The hybrid and dynamic nature of Latin American culture, the result of the processes just described, has been recognized as a fundamental aspect of its identity. The cross-pollination of local and foreign practices has been ongoing since the earliest days of colonization, when the Spanish appropriated native cultural practices, but it did not enter the artistic or literary self-conscious ness of the Latin American vanguard until the 1920s, as part of a project of constructing a national identity. Although this condition manifests itself differently in each country, producing forms of expression specific to the historical trajectories of each, hybridity has conditioned all spheres of cultural production throughout.
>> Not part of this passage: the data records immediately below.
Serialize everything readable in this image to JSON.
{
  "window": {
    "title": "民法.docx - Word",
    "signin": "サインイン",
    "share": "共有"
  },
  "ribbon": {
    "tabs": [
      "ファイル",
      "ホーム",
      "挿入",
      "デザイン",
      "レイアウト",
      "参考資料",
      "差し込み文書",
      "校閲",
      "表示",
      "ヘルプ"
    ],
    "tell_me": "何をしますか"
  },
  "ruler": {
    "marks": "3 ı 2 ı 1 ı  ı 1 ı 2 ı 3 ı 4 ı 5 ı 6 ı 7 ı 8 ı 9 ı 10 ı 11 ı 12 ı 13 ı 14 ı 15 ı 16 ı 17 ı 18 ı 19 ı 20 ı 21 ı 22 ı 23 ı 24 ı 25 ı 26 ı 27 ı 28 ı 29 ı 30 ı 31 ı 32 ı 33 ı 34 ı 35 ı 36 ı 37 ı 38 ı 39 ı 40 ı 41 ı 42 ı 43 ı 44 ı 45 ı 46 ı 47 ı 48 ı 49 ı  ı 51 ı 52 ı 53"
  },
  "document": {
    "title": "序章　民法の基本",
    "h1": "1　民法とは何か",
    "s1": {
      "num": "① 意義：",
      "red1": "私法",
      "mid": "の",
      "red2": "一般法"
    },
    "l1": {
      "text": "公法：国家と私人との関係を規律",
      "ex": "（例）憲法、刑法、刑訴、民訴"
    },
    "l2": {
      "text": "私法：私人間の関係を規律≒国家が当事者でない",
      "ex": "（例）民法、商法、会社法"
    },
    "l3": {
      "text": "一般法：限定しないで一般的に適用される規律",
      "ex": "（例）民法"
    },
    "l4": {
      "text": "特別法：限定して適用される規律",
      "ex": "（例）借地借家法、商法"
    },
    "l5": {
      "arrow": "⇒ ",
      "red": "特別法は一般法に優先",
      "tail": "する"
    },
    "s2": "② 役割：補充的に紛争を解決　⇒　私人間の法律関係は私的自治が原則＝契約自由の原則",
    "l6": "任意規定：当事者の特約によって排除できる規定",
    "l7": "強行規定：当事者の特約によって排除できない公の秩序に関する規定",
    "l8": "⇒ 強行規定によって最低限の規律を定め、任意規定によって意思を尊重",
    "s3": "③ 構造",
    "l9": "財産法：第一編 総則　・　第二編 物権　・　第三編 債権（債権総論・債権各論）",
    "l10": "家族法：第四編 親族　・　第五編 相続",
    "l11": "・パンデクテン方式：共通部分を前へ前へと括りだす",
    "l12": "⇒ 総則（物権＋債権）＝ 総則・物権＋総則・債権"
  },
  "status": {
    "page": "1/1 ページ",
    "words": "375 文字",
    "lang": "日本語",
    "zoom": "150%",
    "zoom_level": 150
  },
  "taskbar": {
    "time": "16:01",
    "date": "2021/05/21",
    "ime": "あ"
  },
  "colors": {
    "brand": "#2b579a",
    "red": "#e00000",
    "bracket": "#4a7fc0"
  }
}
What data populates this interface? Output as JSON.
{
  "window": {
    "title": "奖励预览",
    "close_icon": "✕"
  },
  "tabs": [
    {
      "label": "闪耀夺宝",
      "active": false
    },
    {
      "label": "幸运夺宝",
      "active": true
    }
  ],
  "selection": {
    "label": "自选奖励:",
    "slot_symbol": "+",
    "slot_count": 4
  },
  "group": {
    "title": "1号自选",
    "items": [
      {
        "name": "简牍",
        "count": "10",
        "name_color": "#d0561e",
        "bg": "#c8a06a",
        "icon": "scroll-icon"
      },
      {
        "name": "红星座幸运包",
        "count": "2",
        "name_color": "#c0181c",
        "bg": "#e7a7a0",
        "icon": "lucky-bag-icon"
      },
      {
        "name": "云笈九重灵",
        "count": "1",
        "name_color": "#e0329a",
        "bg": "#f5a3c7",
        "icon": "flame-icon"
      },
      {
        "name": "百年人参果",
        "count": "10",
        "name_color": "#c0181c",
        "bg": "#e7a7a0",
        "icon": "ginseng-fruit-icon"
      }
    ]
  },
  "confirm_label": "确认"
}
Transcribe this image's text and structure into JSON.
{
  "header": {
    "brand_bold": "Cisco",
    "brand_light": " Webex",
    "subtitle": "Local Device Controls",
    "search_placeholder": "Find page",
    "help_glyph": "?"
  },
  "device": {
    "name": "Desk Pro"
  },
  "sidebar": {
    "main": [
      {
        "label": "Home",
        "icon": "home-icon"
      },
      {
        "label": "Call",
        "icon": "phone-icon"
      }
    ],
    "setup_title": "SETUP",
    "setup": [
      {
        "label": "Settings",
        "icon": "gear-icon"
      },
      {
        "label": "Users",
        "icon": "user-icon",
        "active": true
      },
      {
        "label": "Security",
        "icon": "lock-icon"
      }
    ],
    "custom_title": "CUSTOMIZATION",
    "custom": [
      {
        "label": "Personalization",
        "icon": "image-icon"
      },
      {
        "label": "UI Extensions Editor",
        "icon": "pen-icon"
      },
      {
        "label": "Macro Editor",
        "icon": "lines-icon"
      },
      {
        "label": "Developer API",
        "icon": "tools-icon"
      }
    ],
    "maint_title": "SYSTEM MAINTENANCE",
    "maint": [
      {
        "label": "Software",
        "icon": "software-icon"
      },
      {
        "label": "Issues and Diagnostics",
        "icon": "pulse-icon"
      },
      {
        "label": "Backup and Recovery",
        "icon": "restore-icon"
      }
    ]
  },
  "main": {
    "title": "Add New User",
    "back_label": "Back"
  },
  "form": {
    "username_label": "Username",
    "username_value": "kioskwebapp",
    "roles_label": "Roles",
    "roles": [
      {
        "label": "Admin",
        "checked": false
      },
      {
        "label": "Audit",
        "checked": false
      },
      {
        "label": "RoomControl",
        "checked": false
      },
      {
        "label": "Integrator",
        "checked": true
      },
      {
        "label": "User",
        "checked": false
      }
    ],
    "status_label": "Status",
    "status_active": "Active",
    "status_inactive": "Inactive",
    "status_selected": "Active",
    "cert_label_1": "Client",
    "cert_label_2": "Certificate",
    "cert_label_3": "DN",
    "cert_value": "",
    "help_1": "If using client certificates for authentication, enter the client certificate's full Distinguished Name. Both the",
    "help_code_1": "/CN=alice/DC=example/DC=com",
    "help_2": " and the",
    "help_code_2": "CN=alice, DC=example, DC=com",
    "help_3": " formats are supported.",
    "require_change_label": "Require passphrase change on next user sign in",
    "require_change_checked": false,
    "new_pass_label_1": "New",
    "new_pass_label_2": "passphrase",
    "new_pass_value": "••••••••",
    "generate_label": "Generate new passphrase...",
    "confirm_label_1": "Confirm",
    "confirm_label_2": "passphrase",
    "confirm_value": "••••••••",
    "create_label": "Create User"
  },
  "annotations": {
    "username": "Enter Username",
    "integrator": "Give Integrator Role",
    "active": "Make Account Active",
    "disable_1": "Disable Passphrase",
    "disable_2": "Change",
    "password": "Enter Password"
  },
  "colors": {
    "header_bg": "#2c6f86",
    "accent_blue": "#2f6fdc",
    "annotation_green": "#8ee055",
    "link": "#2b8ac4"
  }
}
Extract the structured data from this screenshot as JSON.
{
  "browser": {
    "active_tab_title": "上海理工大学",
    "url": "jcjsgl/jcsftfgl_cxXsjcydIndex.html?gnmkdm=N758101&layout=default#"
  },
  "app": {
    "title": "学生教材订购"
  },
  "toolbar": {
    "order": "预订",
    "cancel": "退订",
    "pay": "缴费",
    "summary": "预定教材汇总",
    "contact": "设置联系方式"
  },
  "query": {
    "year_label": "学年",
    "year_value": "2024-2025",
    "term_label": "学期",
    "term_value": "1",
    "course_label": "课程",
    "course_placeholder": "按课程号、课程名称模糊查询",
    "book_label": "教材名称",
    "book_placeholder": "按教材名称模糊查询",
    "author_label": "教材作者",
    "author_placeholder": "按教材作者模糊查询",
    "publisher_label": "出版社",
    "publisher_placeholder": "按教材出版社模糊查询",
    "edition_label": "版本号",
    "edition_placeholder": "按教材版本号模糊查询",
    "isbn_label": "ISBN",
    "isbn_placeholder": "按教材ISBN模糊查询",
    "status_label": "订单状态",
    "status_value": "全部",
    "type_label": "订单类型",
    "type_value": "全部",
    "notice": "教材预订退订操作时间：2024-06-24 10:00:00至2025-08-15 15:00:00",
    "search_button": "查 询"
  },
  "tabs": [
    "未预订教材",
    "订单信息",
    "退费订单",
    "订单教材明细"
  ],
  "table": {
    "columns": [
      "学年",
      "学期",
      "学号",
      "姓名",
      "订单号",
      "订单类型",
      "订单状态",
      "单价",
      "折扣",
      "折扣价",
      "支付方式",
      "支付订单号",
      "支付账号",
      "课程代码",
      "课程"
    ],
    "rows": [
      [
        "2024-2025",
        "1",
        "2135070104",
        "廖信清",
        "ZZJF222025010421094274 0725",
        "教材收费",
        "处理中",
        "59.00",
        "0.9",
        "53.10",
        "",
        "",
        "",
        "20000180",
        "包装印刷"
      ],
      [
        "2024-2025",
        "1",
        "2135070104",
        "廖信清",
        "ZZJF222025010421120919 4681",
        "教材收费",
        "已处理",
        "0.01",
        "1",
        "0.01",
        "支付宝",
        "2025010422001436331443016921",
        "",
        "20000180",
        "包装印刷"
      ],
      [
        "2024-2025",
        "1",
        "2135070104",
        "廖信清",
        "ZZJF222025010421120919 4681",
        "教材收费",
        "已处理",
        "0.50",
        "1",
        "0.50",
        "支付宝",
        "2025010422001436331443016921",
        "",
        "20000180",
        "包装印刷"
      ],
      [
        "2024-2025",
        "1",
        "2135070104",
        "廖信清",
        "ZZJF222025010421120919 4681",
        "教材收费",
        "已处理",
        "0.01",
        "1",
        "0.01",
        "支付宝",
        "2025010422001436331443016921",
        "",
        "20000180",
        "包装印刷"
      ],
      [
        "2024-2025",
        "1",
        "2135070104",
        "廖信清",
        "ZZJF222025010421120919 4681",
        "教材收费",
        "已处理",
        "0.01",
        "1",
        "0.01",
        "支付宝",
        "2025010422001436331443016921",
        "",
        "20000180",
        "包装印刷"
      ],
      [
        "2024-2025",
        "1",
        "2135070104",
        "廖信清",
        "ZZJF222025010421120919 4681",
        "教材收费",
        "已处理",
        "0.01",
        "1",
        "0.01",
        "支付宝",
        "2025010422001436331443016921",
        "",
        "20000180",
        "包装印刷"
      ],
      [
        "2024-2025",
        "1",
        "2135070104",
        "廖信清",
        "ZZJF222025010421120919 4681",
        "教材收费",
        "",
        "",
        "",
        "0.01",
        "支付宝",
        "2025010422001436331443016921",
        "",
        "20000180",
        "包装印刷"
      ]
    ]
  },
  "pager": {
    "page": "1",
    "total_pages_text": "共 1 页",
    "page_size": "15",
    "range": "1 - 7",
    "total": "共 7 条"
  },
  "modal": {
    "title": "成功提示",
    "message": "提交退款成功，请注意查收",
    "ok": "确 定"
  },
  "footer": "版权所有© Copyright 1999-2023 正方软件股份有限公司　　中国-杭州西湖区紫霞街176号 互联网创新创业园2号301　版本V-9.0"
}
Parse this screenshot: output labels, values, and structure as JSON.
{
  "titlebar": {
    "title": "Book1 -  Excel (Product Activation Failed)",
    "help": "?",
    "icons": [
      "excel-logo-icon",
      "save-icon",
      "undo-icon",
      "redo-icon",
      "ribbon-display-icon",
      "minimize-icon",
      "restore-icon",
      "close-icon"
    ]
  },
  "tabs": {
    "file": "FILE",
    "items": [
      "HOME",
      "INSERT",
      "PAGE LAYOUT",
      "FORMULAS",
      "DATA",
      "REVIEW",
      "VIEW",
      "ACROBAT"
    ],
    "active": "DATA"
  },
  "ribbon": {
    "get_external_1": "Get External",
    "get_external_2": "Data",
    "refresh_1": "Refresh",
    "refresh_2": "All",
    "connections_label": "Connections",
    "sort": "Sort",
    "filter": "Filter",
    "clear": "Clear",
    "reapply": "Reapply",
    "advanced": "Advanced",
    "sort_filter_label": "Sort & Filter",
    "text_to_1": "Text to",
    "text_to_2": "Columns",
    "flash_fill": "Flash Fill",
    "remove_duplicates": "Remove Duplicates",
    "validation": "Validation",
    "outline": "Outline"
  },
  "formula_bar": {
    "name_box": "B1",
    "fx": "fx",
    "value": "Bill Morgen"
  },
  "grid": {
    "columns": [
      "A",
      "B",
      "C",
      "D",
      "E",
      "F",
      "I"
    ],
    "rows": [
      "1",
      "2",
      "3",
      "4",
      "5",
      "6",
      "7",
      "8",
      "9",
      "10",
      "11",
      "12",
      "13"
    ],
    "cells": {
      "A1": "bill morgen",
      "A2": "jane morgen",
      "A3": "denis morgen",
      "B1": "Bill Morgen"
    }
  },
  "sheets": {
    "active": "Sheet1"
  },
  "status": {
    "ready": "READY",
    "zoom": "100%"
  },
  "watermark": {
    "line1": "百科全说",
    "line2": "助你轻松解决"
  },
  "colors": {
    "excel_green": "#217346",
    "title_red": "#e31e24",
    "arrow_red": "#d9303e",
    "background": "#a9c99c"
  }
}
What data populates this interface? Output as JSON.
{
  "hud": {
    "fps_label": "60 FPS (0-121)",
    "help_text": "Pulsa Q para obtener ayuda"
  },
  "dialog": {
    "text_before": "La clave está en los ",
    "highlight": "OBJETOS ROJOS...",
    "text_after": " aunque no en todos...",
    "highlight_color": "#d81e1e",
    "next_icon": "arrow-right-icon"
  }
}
As a practice, it entails looking at a wide range of material conditions, of elements and events, and reinterpreting from within in order to appropriate and make it one’s own. Because it disrupts accepted norms and continuities, this ongoing form of renewal also eschews the possibility of cultural essences. In this issue of HDM the reader will see different manifestations of transculturation, for example, in the combination of Modern spatialities and prog rams with highly textured or elaborated surfaces, a result of still-widely-available forms of traditional labor and materials. Similarly, the relationship between architecture and landscape (or city and landscape) continues to be conceptualized in ways that both respond to and generate new forms of engagement with the surrounding environment.

The vast extensions of spontaneous (“informal”) urbanization around metropolitan areas present the most recent geography to emerge in contemporary Latin America. Although the reasons for the proliferation of this type of urbanization are complex and not the purview of this article (see Harvard Design Magazine, Spring/Summer 2008), it is possible to cite the imbalance that has always existed between densely populated cities, as large administrative centers, and a very sparsely populated interior, a result of underdeveloped or non-existent regional economies. To greater or lesser extents, Latin American countries are still dependent on external markets for their growth and development, at the expense of smaller but more stable regional economies that can absorb the demands for jobs while promoting a more even distribution of investment in infrastructure and city regions. Finally, a new era of mining and resource extraction financed, once again, by foreign capital, including China, is about to begin, as conditions in Latin America favor the neoliberal global markets. These two contexts, which need extensive organization of new infrastructures and urbanism, present future spheres of intervention for architects, urban designers, and landscape architects.

Harvard Design Magazine Issue No. 1
Issue No. 1